* Task directions *
If a line in the data below holds the word "subtitle", copy it.

● ● ● ●

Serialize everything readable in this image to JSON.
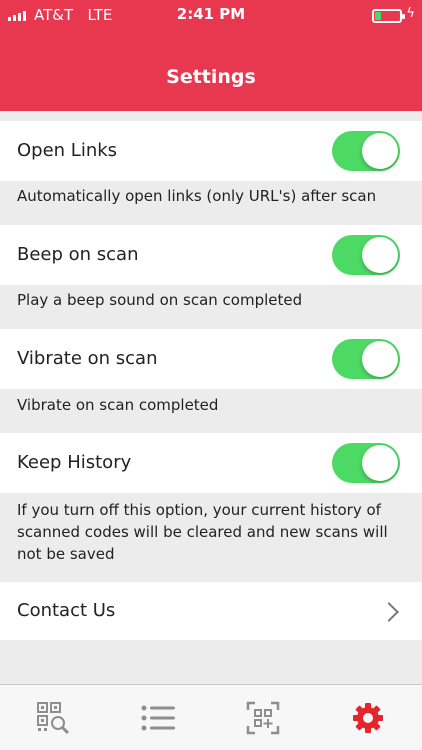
{
  "status_bar": {
    "carrier": "AT&T",
    "network": "LTE",
    "time": "2:41 PM"
  },
  "header": {
    "title": "Settings"
  },
  "settings": [
    {
      "label": "Open Links",
      "description": "Automatically open links (only URL's) after scan",
      "enabled": true
    },
    {
      "label": "Beep on scan",
      "description": "Play a beep sound on scan completed",
      "enabled": true
    },
    {
      "label": "Vibrate on scan",
      "description": "Vibrate on scan completed",
      "enabled": true
    },
    {
      "label": "Keep History",
      "description": "If you turn off this option, your current history of scanned codes will be cleared and new scans will not be saved",
      "enabled": true
    }
  ],
  "contact": {
    "label": "Contact Us"
  },
  "tab_bar": {
    "tabs": [
      {
        "icon": "qr-search-icon",
        "active": false
      },
      {
        "icon": "list-icon",
        "active": false
      },
      {
        "icon": "qr-create-icon",
        "active": false
      },
      {
        "icon": "gear-icon",
        "active": true
      }
    ]
  },
  "colors": {
    "brand": "#e8384f",
    "toggle_on": "#4cd964",
    "tab_inactive": "#8e8e8e",
    "tab_active": "#e3262e"
  }
}
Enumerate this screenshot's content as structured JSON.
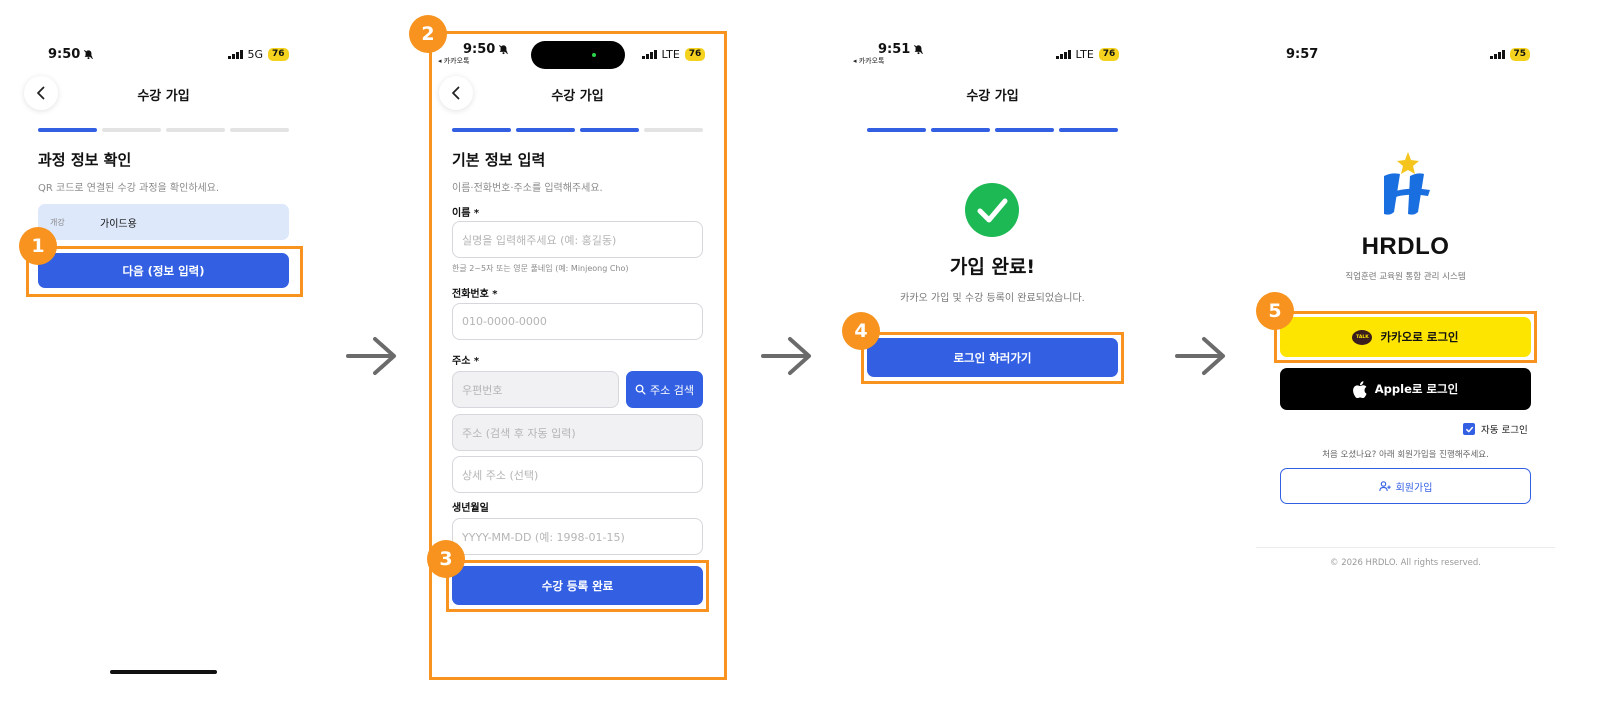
{
  "screens": {
    "s1": {
      "time": "9:50",
      "network": "5G",
      "battery": "76",
      "title": "수강 가입",
      "heading": "과정 정보 확인",
      "subtitle": "QR 코드로 연결된 수강 과정을 확인하세요.",
      "course_label": "개강",
      "course_value": "가이드용",
      "next_button": "다음 (정보 입력)",
      "badge": "1"
    },
    "s2": {
      "time": "9:50",
      "carrier": "◂ 카카오톡",
      "network": "LTE",
      "battery": "76",
      "title": "수강 가입",
      "heading": "기본 정보 입력",
      "subtitle": "이름·전화번호·주소를 입력해주세요.",
      "name_label": "이름 *",
      "name_placeholder": "실명을 입력해주세요 (예: 홍길동)",
      "name_hint": "한글 2~5자 또는 영문 풀네임 (예: Minjeong Cho)",
      "phone_label": "전화번호 *",
      "phone_placeholder": "010-0000-0000",
      "address_label": "주소 *",
      "zipcode_placeholder": "우편번호",
      "address_search_button": "주소 검색",
      "address_placeholder": "주소 (검색 후 자동 입력)",
      "address_detail_placeholder": "상세 주소 (선택)",
      "birth_label": "생년월일",
      "birth_placeholder": "YYYY-MM-DD (예: 1998-01-15)",
      "submit_button": "수강 등록 완료",
      "badge_top": "2",
      "badge_submit": "3"
    },
    "s3": {
      "time": "9:51",
      "carrier": "◂ 카카오톡",
      "network": "LTE",
      "battery": "76",
      "title": "수강 가입",
      "heading": "가입 완료!",
      "message": "카카오 가입 및 수강 등록이 완료되었습니다.",
      "login_button": "로그인 하러가기",
      "badge": "4"
    },
    "s4": {
      "time": "9:57",
      "battery": "75",
      "brand": "HRDLO",
      "tagline": "직업훈련 교육원 통합 관리 시스템",
      "kakao_button": "카카오로 로그인",
      "kakao_talk": "TALK",
      "apple_button": "Apple로 로그인",
      "auto_login": "자동 로그인",
      "signup_prompt": "처음 오셨나요? 아래 회원가입을 진행해주세요.",
      "signup_button": "회원가입",
      "copyright": "© 2026 HRDLO. All rights reserved.",
      "badge": "5"
    }
  },
  "colors": {
    "primary": "#3360e3",
    "highlight": "#f7931e",
    "kakao": "#fee500",
    "success": "#1db954",
    "battery": "#f5d21e"
  }
}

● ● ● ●

* Expected answer *
      "subtitle": "QR 코드로 연결된 수강 과정을 확인하세요.",
      "subtitle": "이름·전화번호·주소를 입력해주세요.",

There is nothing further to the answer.